**WORK ORDER**
What you return must be the full data, repeated verbatim, with no pictures in it.

EXERCISE MATERIAL section start

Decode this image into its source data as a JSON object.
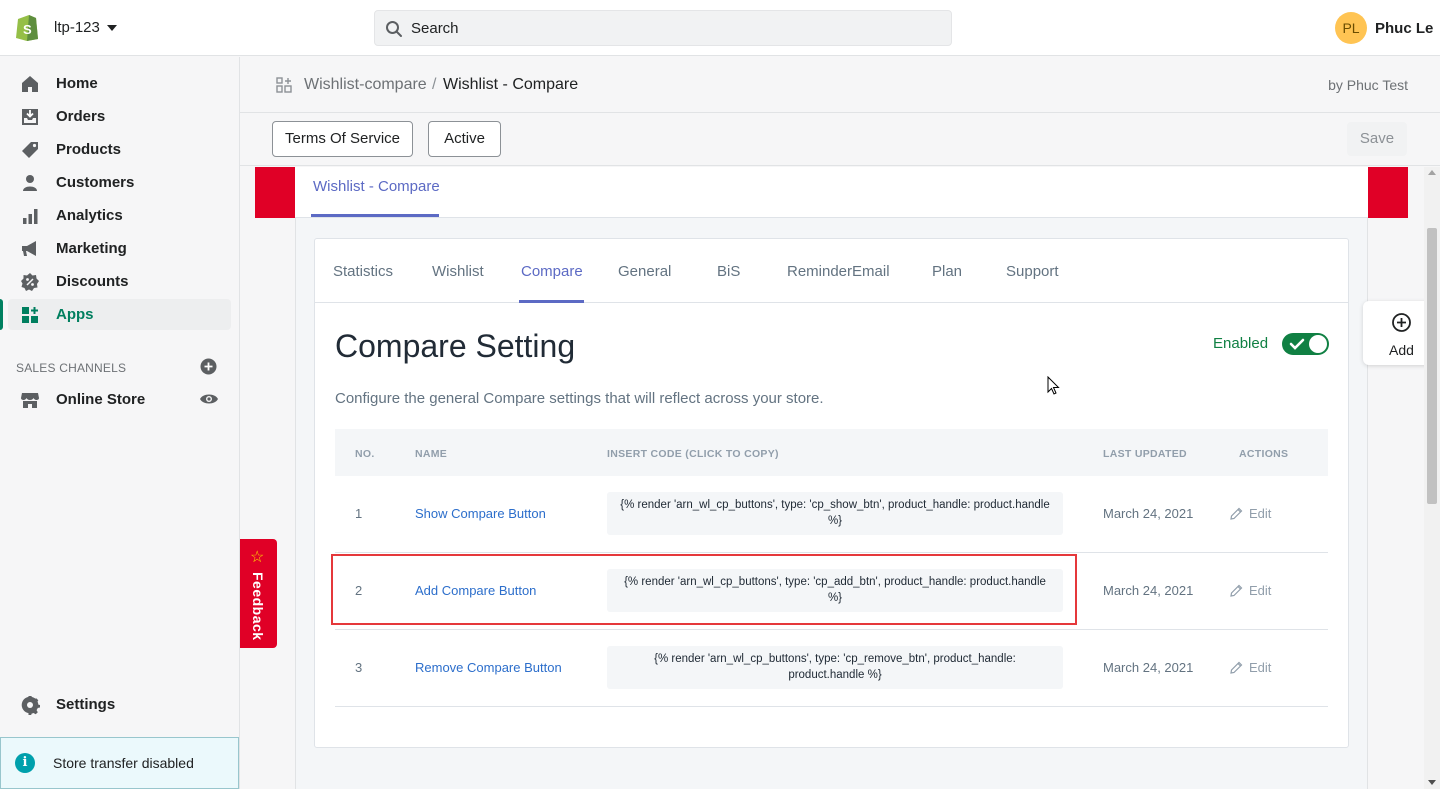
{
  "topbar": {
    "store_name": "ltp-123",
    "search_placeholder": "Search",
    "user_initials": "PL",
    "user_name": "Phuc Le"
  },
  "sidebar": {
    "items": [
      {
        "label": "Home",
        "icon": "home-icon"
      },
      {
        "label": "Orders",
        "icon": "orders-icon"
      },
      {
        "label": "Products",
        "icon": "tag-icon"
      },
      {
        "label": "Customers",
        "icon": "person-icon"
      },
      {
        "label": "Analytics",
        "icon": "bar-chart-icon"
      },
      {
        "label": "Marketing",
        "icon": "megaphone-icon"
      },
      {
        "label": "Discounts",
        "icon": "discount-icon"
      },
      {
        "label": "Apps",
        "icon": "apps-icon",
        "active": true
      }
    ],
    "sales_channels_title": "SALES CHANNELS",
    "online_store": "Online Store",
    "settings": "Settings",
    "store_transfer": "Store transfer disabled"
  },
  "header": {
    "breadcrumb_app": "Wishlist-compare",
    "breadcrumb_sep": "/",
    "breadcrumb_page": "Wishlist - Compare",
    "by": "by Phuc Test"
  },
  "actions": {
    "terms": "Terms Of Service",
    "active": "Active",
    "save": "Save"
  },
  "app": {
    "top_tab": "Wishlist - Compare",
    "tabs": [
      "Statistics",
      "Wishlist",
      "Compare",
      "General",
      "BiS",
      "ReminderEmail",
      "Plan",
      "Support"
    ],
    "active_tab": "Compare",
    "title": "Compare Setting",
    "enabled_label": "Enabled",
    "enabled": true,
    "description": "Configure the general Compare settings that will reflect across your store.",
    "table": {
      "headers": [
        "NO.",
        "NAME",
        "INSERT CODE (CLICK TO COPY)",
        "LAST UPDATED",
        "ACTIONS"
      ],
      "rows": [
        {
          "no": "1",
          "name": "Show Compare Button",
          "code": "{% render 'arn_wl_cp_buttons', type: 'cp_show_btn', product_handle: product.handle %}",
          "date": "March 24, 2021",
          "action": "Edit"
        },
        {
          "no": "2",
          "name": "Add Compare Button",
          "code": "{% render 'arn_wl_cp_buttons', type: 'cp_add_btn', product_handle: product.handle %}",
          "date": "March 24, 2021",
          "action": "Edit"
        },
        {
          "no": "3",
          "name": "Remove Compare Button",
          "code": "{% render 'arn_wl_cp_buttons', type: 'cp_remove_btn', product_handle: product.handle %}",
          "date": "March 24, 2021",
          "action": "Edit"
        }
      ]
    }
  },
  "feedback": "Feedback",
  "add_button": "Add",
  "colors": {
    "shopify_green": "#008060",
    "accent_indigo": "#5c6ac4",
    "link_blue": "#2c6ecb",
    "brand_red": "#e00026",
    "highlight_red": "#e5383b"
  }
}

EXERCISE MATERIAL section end

**RESPONSE FOR THIS EXERCISE**
Decode this image into its source data as a JSON object.
{
  "topbar": {
    "store_name": "ltp-123",
    "search_placeholder": "Search",
    "user_initials": "PL",
    "user_name": "Phuc Le"
  },
  "sidebar": {
    "items": [
      {
        "label": "Home",
        "icon": "home-icon"
      },
      {
        "label": "Orders",
        "icon": "orders-icon"
      },
      {
        "label": "Products",
        "icon": "tag-icon"
      },
      {
        "label": "Customers",
        "icon": "person-icon"
      },
      {
        "label": "Analytics",
        "icon": "bar-chart-icon"
      },
      {
        "label": "Marketing",
        "icon": "megaphone-icon"
      },
      {
        "label": "Discounts",
        "icon": "discount-icon"
      },
      {
        "label": "Apps",
        "icon": "apps-icon",
        "active": true
      }
    ],
    "sales_channels_title": "SALES CHANNELS",
    "online_store": "Online Store",
    "settings": "Settings",
    "store_transfer": "Store transfer disabled"
  },
  "header": {
    "breadcrumb_app": "Wishlist-compare",
    "breadcrumb_sep": "/",
    "breadcrumb_page": "Wishlist - Compare",
    "by": "by Phuc Test"
  },
  "actions": {
    "terms": "Terms Of Service",
    "active": "Active",
    "save": "Save"
  },
  "app": {
    "top_tab": "Wishlist - Compare",
    "tabs": [
      "Statistics",
      "Wishlist",
      "Compare",
      "General",
      "BiS",
      "ReminderEmail",
      "Plan",
      "Support"
    ],
    "active_tab": "Compare",
    "title": "Compare Setting",
    "enabled_label": "Enabled",
    "enabled": true,
    "description": "Configure the general Compare settings that will reflect across your store.",
    "table": {
      "headers": [
        "NO.",
        "NAME",
        "INSERT CODE (CLICK TO COPY)",
        "LAST UPDATED",
        "ACTIONS"
      ],
      "rows": [
        {
          "no": "1",
          "name": "Show Compare Button",
          "code": "{% render 'arn_wl_cp_buttons', type: 'cp_show_btn', product_handle: product.handle %}",
          "date": "March 24, 2021",
          "action": "Edit"
        },
        {
          "no": "2",
          "name": "Add Compare Button",
          "code": "{% render 'arn_wl_cp_buttons', type: 'cp_add_btn', product_handle: product.handle %}",
          "date": "March 24, 2021",
          "action": "Edit"
        },
        {
          "no": "3",
          "name": "Remove Compare Button",
          "code": "{% render 'arn_wl_cp_buttons', type: 'cp_remove_btn', product_handle: product.handle %}",
          "date": "March 24, 2021",
          "action": "Edit"
        }
      ]
    }
  },
  "feedback": "Feedback",
  "add_button": "Add",
  "colors": {
    "shopify_green": "#008060",
    "accent_indigo": "#5c6ac4",
    "link_blue": "#2c6ecb",
    "brand_red": "#e00026",
    "highlight_red": "#e5383b"
  }
}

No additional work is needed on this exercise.